Tour operators at the brink Booking and canceling and rebooking travel during the pandemic was not for the faint of heart. It was the best of times. It was the worst of times. Oh, who am I kidding? It was the worst of times. If you worked in the travel industry over the last few years and are reading this, you’ve either been released from the looney bin or are allowed to have this magazine as one of your institutional privileges. Tour operators at the brink. The pandemic hit all of us hard, but it sent most travel-related workers over the edge. If we’ve recovered at all in 2022, we remain shell-shocked. Our “long-COVID” is a special kind of PTSD that has us duck for cover at the words: rollover, rebooking, cancelation, vaccination, testing protocol. My hands still shake before I send a non-refundable deposit to hold six spots at…
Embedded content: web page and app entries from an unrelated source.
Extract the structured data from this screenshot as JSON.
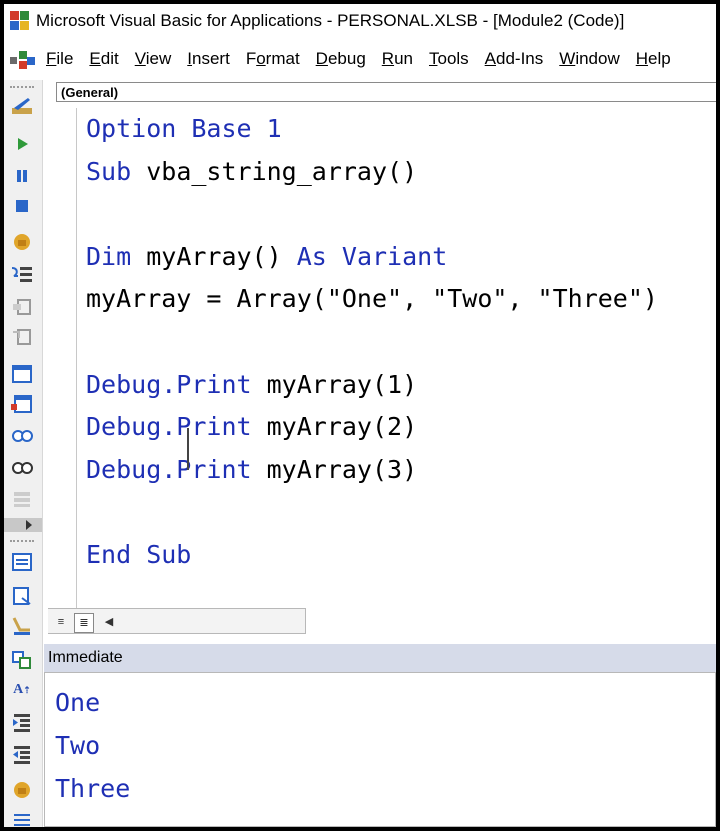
{
  "window": {
    "title": "Microsoft Visual Basic for Applications - PERSONAL.XLSB - [Module2 (Code)]"
  },
  "menu": {
    "items": [
      {
        "pre": "",
        "u": "F",
        "post": "ile"
      },
      {
        "pre": "",
        "u": "E",
        "post": "dit"
      },
      {
        "pre": "",
        "u": "V",
        "post": "iew"
      },
      {
        "pre": "",
        "u": "I",
        "post": "nsert"
      },
      {
        "pre": "F",
        "u": "o",
        "post": "rmat"
      },
      {
        "pre": "",
        "u": "D",
        "post": "ebug"
      },
      {
        "pre": "",
        "u": "R",
        "post": "un"
      },
      {
        "pre": "",
        "u": "T",
        "post": "ools"
      },
      {
        "pre": "",
        "u": "A",
        "post": "dd-Ins"
      },
      {
        "pre": "",
        "u": "W",
        "post": "indow"
      },
      {
        "pre": "",
        "u": "H",
        "post": "elp"
      }
    ]
  },
  "object_dropdown": {
    "value": "(General)"
  },
  "code": {
    "lines": [
      [
        {
          "t": "Option Base 1",
          "k": true
        }
      ],
      [
        {
          "t": "Sub ",
          "k": true
        },
        {
          "t": "vba_string_array()",
          "k": false
        }
      ],
      [],
      [
        {
          "t": "Dim ",
          "k": true
        },
        {
          "t": "myArray() ",
          "k": false
        },
        {
          "t": "As Variant",
          "k": true
        }
      ],
      [
        {
          "t": "myArray = Array(\"One\", \"Two\", \"Three\")",
          "k": false
        }
      ],
      [],
      [
        {
          "t": "Debug.Print ",
          "k": true
        },
        {
          "t": "myArray(1)",
          "k": false
        }
      ],
      [
        {
          "t": "Debug.Print ",
          "k": true
        },
        {
          "t": "myArray(2)",
          "k": false
        }
      ],
      [
        {
          "t": "Debug.Print ",
          "k": true
        },
        {
          "t": "myArray(3)",
          "k": false
        }
      ],
      [],
      [
        {
          "t": "End Sub",
          "k": true
        }
      ]
    ]
  },
  "immediate": {
    "title": "Immediate",
    "output": [
      "One",
      "Two",
      "Three"
    ]
  },
  "toolbar_icons": [
    "design-mode-icon",
    "run-icon",
    "break-icon",
    "reset-icon",
    "toggle-breakpoint-icon",
    "step-into-icon",
    "step-over-icon",
    "step-out-icon",
    "userform-icon",
    "userform-close-icon",
    "watch-icon",
    "quick-watch-icon",
    "call-stack-icon",
    "toolbar-expand-icon",
    "object-browser-icon",
    "insert-module-icon",
    "run-to-cursor-icon",
    "find-replace-icon",
    "font-size-icon",
    "indent-icon",
    "outdent-icon",
    "hand-icon",
    "list-icon"
  ],
  "colors": {
    "keyword": "#1e2fb4",
    "immediate_header": "#d6dbe9"
  }
}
Congratulations to our 2022 photo contest winners. Each image tells a story or captures a slice of Alaska’s unique beauty, adventure, or way of life. This year, we’ve included photographers’ Instagram names so you can follow them online to see even more of their explorations around Alaska and beyond. We hope you enjoy these colorful images from around the Great Land. Grand Prize Winner JENNIFER SMITH @jfogle02 Look for this image on the cover of our February Issue of Alaska Magazine. Categories Alaska Life: Representing Alaskans and/or their way of life, traditions, culture, or authentic “only in Alaska” moments. CLOSE-UPS: Showing the close-up details of anything Alaskan, from nature to people to urban constructs. Scenic: Emphasizing the landscape and scenery of Alaska with or without the human element. Wildlife: Animals native to Alaska (not in captivity). Alaska Life 1st Place JILLIAN BLUM @jillian.blum 2nd Place DAVID NEEL @akwildphoto 3rd Place…